• [Work item]: This exercise needs the listing below duplicated exactly.
-*-*-
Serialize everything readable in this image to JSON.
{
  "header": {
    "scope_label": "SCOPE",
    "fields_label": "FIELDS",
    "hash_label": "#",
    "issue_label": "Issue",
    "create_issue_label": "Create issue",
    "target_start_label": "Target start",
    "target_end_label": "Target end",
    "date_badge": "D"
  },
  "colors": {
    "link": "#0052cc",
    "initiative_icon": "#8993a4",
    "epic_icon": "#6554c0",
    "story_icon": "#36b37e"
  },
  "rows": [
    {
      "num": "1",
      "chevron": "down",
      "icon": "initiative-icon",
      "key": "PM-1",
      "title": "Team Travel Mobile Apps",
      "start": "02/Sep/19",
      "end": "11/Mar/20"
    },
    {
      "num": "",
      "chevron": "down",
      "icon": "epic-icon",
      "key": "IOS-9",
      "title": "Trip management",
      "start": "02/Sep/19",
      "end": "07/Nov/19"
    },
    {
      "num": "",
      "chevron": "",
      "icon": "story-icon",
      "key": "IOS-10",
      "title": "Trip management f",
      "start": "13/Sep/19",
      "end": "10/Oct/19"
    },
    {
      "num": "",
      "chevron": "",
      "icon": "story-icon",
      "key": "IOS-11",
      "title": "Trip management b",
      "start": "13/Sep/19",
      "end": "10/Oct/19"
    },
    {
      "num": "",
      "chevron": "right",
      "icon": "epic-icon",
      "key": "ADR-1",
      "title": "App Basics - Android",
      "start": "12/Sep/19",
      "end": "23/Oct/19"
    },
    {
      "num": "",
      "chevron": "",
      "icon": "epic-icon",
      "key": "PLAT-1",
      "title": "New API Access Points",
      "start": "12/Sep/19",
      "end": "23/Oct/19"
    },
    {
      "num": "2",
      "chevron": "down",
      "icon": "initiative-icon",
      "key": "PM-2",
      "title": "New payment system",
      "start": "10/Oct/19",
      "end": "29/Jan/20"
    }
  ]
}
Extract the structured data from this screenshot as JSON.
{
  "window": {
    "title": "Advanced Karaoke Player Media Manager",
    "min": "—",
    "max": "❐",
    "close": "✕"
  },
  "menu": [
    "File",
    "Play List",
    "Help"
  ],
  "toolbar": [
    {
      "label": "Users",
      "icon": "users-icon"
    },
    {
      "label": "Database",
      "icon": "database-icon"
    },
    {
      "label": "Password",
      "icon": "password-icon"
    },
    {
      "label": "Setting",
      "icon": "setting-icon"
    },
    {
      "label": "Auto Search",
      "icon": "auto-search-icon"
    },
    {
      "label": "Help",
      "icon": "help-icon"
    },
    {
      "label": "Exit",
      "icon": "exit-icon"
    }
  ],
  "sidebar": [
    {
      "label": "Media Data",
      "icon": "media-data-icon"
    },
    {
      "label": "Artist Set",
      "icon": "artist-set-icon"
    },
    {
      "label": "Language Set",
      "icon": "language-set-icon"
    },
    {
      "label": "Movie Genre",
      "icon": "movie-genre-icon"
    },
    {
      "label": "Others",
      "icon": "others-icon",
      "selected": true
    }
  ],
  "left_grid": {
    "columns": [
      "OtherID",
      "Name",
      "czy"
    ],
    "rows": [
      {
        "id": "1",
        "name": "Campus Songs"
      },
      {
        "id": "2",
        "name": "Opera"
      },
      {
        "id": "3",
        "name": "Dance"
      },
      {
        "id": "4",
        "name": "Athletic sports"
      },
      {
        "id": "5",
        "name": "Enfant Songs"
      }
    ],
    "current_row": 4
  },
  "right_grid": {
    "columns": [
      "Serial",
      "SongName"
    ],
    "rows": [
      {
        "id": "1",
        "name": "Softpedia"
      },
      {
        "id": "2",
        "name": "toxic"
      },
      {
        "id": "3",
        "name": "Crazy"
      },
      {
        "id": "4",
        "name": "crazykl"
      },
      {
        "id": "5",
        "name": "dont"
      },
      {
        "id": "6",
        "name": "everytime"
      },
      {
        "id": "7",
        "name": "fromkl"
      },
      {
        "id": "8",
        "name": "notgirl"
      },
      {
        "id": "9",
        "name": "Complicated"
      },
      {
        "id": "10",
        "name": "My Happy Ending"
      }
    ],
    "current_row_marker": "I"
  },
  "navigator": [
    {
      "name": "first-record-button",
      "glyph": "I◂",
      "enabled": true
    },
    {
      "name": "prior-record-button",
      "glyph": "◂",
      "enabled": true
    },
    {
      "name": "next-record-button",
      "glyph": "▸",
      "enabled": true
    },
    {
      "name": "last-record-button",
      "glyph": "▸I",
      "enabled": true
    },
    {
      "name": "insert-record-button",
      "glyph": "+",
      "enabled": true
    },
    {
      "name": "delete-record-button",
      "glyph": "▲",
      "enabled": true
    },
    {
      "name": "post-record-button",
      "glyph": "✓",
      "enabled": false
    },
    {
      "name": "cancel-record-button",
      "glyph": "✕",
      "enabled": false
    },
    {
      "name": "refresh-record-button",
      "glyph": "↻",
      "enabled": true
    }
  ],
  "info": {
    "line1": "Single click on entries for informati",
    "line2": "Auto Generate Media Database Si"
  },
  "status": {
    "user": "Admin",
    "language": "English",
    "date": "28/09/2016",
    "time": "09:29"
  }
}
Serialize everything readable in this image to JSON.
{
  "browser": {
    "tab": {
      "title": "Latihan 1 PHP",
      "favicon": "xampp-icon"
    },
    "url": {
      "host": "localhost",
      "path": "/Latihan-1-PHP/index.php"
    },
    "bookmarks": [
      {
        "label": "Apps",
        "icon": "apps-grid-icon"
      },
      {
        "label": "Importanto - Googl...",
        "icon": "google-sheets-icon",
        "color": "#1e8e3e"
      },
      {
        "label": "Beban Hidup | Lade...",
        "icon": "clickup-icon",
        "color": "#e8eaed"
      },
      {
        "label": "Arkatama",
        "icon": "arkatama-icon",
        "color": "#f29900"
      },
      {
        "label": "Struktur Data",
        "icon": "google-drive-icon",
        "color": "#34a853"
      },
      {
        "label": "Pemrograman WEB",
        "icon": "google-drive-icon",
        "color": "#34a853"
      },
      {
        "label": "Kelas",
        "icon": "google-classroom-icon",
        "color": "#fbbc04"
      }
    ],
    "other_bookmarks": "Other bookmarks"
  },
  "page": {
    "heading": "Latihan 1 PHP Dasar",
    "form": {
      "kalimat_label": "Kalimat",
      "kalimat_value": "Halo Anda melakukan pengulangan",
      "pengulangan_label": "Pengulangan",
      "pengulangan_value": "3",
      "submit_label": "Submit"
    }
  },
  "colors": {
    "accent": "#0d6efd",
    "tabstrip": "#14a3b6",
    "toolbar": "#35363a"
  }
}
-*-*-
• [Output of the task]:
Serialize everything readable in this image to JSON.
{
  "header": {
    "scope_label": "SCOPE",
    "fields_label": "FIELDS",
    "hash_label": "#",
    "issue_label": "Issue",
    "create_issue_label": "Create issue",
    "target_start_label": "Target start",
    "target_end_label": "Target end",
    "date_badge": "D"
  },
  "colors": {
    "link": "#0052cc",
    "initiative_icon": "#8993a4",
    "epic_icon": "#6554c0",
    "story_icon": "#36b37e"
  },
  "rows": [
    {
      "num": "1",
      "chevron": "down",
      "icon": "initiative-icon",
      "key": "PM-1",
      "title": "Team Travel Mobile Apps",
      "start": "02/Sep/19",
      "end": "11/Mar/20"
    },
    {
      "num": "",
      "chevron": "down",
      "icon": "epic-icon",
      "key": "IOS-9",
      "title": "Trip management",
      "start": "02/Sep/19",
      "end": "07/Nov/19"
    },
    {
      "num": "",
      "chevron": "",
      "icon": "story-icon",
      "key": "IOS-10",
      "title": "Trip management f",
      "start": "13/Sep/19",
      "end": "10/Oct/19"
    },
    {
      "num": "",
      "chevron": "",
      "icon": "story-icon",
      "key": "IOS-11",
      "title": "Trip management b",
      "start": "13/Sep/19",
      "end": "10/Oct/19"
    },
    {
      "num": "",
      "chevron": "right",
      "icon": "epic-icon",
      "key": "ADR-1",
      "title": "App Basics - Android",
      "start": "12/Sep/19",
      "end": "23/Oct/19"
    },
    {
      "num": "",
      "chevron": "",
      "icon": "epic-icon",
      "key": "PLAT-1",
      "title": "New API Access Points",
      "start": "12/Sep/19",
      "end": "23/Oct/19"
    },
    {
      "num": "2",
      "chevron": "down",
      "icon": "initiative-icon",
      "key": "PM-2",
      "title": "New payment system",
      "start": "10/Oct/19",
      "end": "29/Jan/20"
    }
  ]
}
Extract the structured data from this screenshot as JSON.
{
  "window": {
    "title": "Advanced Karaoke Player Media Manager",
    "min": "—",
    "max": "❐",
    "close": "✕"
  },
  "menu": [
    "File",
    "Play List",
    "Help"
  ],
  "toolbar": [
    {
      "label": "Users",
      "icon": "users-icon"
    },
    {
      "label": "Database",
      "icon": "database-icon"
    },
    {
      "label": "Password",
      "icon": "password-icon"
    },
    {
      "label": "Setting",
      "icon": "setting-icon"
    },
    {
      "label": "Auto Search",
      "icon": "auto-search-icon"
    },
    {
      "label": "Help",
      "icon": "help-icon"
    },
    {
      "label": "Exit",
      "icon": "exit-icon"
    }
  ],
  "sidebar": [
    {
      "label": "Media Data",
      "icon": "media-data-icon"
    },
    {
      "label": "Artist Set",
      "icon": "artist-set-icon"
    },
    {
      "label": "Language Set",
      "icon": "language-set-icon"
    },
    {
      "label": "Movie Genre",
      "icon": "movie-genre-icon"
    },
    {
      "label": "Others",
      "icon": "others-icon",
      "selected": true
    }
  ],
  "left_grid": {
    "columns": [
      "OtherID",
      "Name",
      "czy"
    ],
    "rows": [
      {
        "id": "1",
        "name": "Campus Songs"
      },
      {
        "id": "2",
        "name": "Opera"
      },
      {
        "id": "3",
        "name": "Dance"
      },
      {
        "id": "4",
        "name": "Athletic sports"
      },
      {
        "id": "5",
        "name": "Enfant Songs"
      }
    ],
    "current_row": 4
  },
  "right_grid": {
    "columns": [
      "Serial",
      "SongName"
    ],
    "rows": [
      {
        "id": "1",
        "name": "Softpedia"
      },
      {
        "id": "2",
        "name": "toxic"
      },
      {
        "id": "3",
        "name": "Crazy"
      },
      {
        "id": "4",
        "name": "crazykl"
      },
      {
        "id": "5",
        "name": "dont"
      },
      {
        "id": "6",
        "name": "everytime"
      },
      {
        "id": "7",
        "name": "fromkl"
      },
      {
        "id": "8",
        "name": "notgirl"
      },
      {
        "id": "9",
        "name": "Complicated"
      },
      {
        "id": "10",
        "name": "My Happy Ending"
      }
    ],
    "current_row_marker": "I"
  },
  "navigator": [
    {
      "name": "first-record-button",
      "glyph": "I◂",
      "enabled": true
    },
    {
      "name": "prior-record-button",
      "glyph": "◂",
      "enabled": true
    },
    {
      "name": "next-record-button",
      "glyph": "▸",
      "enabled": true
    },
    {
      "name": "last-record-button",
      "glyph": "▸I",
      "enabled": true
    },
    {
      "name": "insert-record-button",
      "glyph": "+",
      "enabled": true
    },
    {
      "name": "delete-record-button",
      "glyph": "▲",
      "enabled": true
    },
    {
      "name": "post-record-button",
      "glyph": "✓",
      "enabled": false
    },
    {
      "name": "cancel-record-button",
      "glyph": "✕",
      "enabled": false
    },
    {
      "name": "refresh-record-button",
      "glyph": "↻",
      "enabled": true
    }
  ],
  "info": {
    "line1": "Single click on entries for informati",
    "line2": "Auto Generate Media Database Si"
  },
  "status": {
    "user": "Admin",
    "language": "English",
    "date": "28/09/2016",
    "time": "09:29"
  }
}
Serialize everything readable in this image to JSON.
{
  "browser": {
    "tab": {
      "title": "Latihan 1 PHP",
      "favicon": "xampp-icon"
    },
    "url": {
      "host": "localhost",
      "path": "/Latihan-1-PHP/index.php"
    },
    "bookmarks": [
      {
        "label": "Apps",
        "icon": "apps-grid-icon"
      },
      {
        "label": "Importanto - Googl...",
        "icon": "google-sheets-icon",
        "color": "#1e8e3e"
      },
      {
        "label": "Beban Hidup | Lade...",
        "icon": "clickup-icon",
        "color": "#e8eaed"
      },
      {
        "label": "Arkatama",
        "icon": "arkatama-icon",
        "color": "#f29900"
      },
      {
        "label": "Struktur Data",
        "icon": "google-drive-icon",
        "color": "#34a853"
      },
      {
        "label": "Pemrograman WEB",
        "icon": "google-drive-icon",
        "color": "#34a853"
      },
      {
        "label": "Kelas",
        "icon": "google-classroom-icon",
        "color": "#fbbc04"
      }
    ],
    "other_bookmarks": "Other bookmarks"
  },
  "page": {
    "heading": "Latihan 1 PHP Dasar",
    "form": {
      "kalimat_label": "Kalimat",
      "kalimat_value": "Halo Anda melakukan pengulangan",
      "pengulangan_label": "Pengulangan",
      "pengulangan_value": "3",
      "submit_label": "Submit"
    }
  },
  "colors": {
    "accent": "#0d6efd",
    "tabstrip": "#14a3b6",
    "toolbar": "#35363a"
  }
}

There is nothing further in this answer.